My exploits at Collabora Multimedia currently involve a brief detour into hacking on Rygel, specifically improving the DLNA profile name guessing. We wanted to use Edward‘s work on GstDiscoverer work, and Rygel is written in Vala, so the first thing to do was write Vala bindings for GstDiscoverer. This turned out to be somewhat easier and more difficult than initially thought. :)
There’s a nice tutorial for generating Vala bindings that serves as a good starting point. The process basically involves running a tool called vapigen, which examines your headers and libraries, and generates a GIR file from them (it’s an XML file describing your GObject-based API). It then converts this GIR file into a “VAPI” file which describes the API in a format that Vala can understand. Sounds simple, doesn’t it?
Now if only it were that simple :). The introspected file is not perfect, which means you need to manually annotate some bits to make sure the generated VAPI accurately represents the C API. These annotations are specified in a metadata file. You need to include things like “the string returned by this function must be freed by the caller” (that’s a transfer_ownership), or, object type Foo is derived from object type FooDaddy (specified using the base_class directive). Not all these directives are documented, so you might need to grok around the sources (specifically, vapigen/valagidlparser.vala) and ask on IRC (#vala on irc.gnome.org).
All said and done, the process really is quite straightforward. The work is in [my gst-convenience repository][arun-gst-conv-ks.git] right now (should be merged with the main repository soon). I really must thank all the folks on #vala who helped me with all the questions and some of the bugs that I discovered. Saved me a lot of frustration!
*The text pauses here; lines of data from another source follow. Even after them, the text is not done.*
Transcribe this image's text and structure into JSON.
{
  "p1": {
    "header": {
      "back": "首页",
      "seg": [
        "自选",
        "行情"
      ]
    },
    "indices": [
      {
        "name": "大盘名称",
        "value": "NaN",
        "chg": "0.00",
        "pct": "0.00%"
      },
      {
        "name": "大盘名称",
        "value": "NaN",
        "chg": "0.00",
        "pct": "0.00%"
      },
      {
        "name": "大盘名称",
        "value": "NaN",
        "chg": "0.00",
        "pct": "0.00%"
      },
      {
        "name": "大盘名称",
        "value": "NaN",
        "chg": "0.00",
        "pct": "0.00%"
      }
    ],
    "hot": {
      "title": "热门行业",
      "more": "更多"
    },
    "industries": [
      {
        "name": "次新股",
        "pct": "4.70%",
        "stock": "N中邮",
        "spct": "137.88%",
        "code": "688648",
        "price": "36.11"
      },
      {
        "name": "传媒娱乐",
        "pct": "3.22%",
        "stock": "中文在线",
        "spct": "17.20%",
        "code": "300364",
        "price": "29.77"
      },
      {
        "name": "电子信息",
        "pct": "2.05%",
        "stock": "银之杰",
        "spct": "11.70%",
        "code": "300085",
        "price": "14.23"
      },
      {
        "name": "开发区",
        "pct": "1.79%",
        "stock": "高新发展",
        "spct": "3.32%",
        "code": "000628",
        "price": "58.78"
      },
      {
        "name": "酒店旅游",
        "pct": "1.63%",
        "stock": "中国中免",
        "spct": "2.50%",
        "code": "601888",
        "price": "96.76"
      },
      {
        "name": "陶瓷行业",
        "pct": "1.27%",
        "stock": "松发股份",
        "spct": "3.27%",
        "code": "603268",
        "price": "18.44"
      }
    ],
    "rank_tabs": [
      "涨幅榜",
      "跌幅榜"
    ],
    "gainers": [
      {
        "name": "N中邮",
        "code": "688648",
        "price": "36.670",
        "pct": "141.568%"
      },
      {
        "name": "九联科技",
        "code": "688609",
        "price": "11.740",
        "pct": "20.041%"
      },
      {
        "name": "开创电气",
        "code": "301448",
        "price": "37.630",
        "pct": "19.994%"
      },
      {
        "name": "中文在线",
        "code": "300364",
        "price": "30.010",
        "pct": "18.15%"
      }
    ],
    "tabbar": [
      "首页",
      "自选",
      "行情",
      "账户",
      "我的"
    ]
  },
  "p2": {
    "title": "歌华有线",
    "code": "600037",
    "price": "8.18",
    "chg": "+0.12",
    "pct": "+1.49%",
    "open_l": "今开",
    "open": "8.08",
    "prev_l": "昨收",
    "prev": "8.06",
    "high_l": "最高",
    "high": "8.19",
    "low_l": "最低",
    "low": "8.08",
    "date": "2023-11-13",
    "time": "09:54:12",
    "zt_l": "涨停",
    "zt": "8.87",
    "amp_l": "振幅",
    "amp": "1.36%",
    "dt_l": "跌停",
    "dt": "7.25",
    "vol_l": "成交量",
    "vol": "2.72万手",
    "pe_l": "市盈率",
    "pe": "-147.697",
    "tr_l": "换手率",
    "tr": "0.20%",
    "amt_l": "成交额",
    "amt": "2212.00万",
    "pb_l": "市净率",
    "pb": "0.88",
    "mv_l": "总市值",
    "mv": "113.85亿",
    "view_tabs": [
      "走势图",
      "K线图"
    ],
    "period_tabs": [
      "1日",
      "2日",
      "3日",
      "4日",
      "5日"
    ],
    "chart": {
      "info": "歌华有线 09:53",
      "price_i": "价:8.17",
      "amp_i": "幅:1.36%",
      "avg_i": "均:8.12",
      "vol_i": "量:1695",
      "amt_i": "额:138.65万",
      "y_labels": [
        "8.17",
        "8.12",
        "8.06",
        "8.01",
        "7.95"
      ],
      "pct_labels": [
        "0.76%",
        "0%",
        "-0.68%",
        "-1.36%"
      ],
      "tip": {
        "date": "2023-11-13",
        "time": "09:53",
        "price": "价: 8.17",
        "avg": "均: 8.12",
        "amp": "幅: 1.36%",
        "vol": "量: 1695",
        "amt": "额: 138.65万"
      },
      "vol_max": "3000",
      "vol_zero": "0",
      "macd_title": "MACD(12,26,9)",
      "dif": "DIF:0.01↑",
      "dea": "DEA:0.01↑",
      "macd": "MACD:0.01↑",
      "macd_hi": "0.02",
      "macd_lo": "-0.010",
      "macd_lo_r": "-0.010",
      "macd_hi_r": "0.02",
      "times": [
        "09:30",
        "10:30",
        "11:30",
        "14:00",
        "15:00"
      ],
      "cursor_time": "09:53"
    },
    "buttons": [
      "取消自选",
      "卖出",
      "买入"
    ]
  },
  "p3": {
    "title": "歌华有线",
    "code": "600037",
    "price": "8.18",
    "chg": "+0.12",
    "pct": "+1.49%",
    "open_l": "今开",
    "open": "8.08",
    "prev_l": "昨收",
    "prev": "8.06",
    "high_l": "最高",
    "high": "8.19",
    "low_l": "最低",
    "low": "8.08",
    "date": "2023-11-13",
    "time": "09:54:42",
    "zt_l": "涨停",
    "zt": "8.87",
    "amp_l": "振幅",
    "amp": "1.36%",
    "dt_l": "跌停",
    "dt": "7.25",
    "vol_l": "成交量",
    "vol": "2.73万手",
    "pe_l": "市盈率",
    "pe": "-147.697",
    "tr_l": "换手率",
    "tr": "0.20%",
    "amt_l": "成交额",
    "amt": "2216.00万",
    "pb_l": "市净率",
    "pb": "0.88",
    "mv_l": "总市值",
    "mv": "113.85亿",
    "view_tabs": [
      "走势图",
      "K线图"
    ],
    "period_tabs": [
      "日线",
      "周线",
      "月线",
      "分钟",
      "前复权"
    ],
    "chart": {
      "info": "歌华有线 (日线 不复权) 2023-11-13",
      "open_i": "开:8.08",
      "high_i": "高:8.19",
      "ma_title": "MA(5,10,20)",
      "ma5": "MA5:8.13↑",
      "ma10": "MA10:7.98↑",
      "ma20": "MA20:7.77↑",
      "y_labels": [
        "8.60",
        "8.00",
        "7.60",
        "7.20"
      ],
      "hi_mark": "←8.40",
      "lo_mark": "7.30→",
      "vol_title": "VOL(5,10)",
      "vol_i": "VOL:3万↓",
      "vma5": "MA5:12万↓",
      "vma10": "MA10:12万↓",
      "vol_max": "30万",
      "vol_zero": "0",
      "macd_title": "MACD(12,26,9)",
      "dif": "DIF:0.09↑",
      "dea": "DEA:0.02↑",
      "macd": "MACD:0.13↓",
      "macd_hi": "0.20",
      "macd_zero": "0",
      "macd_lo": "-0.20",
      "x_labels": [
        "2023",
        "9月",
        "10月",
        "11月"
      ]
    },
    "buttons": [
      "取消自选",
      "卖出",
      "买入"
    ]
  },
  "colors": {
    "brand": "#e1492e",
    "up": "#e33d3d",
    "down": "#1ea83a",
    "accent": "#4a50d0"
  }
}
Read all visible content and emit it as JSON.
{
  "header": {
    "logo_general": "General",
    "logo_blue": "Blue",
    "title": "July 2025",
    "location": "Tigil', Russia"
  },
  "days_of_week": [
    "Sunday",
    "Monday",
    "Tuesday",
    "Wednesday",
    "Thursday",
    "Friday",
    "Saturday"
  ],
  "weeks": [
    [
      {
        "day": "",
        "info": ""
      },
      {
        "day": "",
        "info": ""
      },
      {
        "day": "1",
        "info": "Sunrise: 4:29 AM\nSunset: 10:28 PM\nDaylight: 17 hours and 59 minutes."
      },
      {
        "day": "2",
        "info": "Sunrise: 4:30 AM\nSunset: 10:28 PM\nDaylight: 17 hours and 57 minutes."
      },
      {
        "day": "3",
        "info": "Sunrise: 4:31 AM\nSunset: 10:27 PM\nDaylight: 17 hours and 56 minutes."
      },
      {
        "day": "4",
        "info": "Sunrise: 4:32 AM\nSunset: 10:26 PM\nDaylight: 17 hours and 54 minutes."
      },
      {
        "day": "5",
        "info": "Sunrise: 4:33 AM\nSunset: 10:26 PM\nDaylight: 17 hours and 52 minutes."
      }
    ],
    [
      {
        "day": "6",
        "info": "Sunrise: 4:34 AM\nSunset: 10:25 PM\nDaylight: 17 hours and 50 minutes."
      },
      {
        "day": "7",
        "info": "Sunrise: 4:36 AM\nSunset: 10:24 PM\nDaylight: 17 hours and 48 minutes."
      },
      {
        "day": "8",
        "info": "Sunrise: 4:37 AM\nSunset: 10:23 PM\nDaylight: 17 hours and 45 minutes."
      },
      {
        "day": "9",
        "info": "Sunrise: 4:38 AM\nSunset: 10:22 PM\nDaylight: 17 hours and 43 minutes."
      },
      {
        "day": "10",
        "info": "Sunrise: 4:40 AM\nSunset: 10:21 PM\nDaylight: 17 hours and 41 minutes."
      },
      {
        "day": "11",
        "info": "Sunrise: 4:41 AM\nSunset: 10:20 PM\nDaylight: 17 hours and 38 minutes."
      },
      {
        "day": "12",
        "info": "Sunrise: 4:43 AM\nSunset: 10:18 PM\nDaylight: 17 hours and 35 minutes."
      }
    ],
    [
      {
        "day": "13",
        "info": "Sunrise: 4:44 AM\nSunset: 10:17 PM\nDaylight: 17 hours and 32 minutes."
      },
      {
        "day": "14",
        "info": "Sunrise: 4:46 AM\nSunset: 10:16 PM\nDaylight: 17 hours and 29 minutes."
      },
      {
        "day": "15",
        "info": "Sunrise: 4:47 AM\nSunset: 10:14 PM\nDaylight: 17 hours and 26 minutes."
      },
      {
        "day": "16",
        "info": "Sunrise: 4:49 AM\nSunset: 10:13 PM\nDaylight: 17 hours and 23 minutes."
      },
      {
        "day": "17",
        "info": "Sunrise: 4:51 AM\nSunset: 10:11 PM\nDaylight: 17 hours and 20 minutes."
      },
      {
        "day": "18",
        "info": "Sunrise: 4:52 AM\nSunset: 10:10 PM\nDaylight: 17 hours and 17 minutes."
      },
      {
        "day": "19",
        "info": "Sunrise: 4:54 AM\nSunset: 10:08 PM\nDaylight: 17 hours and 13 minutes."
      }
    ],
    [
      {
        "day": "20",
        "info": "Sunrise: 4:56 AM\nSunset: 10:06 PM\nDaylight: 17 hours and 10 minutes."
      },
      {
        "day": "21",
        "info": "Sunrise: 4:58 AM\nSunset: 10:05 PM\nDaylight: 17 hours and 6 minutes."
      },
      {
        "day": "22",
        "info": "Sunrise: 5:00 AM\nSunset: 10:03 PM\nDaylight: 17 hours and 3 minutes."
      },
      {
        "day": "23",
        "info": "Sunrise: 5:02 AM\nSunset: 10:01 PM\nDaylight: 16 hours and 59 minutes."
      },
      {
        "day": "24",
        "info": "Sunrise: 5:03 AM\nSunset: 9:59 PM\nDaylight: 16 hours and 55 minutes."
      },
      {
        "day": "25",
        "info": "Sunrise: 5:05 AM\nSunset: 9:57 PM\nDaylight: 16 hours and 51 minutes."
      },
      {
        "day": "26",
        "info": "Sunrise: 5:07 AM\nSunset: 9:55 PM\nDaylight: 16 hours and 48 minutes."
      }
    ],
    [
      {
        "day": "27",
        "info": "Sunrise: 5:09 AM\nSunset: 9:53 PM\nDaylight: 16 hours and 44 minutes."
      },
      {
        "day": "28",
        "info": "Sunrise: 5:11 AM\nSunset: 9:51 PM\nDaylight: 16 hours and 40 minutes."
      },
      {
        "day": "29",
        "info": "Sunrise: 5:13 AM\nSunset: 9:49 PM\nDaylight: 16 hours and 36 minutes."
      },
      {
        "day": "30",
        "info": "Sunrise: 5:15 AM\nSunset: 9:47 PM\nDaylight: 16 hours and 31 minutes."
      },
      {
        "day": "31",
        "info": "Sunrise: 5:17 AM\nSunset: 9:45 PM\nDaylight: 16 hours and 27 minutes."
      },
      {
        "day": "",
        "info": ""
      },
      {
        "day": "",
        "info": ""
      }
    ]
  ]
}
I’ve already got Rygel using these bindings, though that’s not been integrated yet. More updates in days to come.